┏━━

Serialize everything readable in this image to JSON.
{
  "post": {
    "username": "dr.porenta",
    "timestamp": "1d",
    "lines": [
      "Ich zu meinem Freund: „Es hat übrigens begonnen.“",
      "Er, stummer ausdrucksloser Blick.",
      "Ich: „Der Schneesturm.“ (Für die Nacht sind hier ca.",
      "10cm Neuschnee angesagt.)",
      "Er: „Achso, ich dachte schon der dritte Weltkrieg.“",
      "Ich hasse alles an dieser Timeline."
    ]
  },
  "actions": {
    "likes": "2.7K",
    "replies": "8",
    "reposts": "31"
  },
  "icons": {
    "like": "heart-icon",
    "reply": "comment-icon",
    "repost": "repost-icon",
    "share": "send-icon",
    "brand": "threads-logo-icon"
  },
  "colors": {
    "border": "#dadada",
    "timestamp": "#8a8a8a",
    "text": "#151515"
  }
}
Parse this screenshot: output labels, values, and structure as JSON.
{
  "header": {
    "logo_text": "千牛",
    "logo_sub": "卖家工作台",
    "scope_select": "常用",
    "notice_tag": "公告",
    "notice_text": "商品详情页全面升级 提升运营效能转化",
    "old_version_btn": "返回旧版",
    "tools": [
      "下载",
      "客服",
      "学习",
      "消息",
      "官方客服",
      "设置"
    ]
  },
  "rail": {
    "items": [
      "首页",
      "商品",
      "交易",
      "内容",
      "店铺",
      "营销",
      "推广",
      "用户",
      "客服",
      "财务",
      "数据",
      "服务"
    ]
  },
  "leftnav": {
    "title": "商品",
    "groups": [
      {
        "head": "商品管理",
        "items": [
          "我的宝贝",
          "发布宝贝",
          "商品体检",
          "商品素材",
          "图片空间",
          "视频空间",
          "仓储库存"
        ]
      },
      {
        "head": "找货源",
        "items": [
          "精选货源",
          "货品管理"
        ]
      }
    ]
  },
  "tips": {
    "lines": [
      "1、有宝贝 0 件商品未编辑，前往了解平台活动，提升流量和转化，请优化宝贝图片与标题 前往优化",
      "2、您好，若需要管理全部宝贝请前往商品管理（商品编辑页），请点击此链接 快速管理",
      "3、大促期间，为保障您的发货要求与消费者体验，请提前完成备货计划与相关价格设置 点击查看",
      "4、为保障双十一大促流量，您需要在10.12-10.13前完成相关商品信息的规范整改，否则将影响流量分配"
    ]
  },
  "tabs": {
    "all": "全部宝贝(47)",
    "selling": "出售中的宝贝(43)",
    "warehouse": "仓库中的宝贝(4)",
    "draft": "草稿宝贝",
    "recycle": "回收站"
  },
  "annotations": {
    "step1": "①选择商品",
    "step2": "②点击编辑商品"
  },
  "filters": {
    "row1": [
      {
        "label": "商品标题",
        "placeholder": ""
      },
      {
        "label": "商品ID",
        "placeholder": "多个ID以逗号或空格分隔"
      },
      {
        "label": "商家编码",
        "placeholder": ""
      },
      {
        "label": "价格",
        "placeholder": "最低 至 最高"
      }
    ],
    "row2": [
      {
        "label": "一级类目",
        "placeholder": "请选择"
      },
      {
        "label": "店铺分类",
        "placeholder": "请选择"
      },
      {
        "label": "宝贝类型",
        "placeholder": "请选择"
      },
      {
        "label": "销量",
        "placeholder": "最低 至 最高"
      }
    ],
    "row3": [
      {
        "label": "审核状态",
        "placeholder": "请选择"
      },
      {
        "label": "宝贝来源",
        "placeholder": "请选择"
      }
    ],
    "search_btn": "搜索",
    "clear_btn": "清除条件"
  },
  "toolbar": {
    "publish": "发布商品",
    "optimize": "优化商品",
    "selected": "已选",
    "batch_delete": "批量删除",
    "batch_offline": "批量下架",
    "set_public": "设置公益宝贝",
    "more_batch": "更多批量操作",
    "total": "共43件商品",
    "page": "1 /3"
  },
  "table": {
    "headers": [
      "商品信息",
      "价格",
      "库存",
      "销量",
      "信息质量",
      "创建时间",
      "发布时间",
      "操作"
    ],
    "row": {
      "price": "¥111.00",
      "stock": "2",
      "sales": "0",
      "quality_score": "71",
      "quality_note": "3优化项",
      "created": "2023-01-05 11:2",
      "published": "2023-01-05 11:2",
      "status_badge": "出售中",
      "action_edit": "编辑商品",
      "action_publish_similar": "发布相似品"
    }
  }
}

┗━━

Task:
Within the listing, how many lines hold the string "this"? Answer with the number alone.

Answer for the task:
2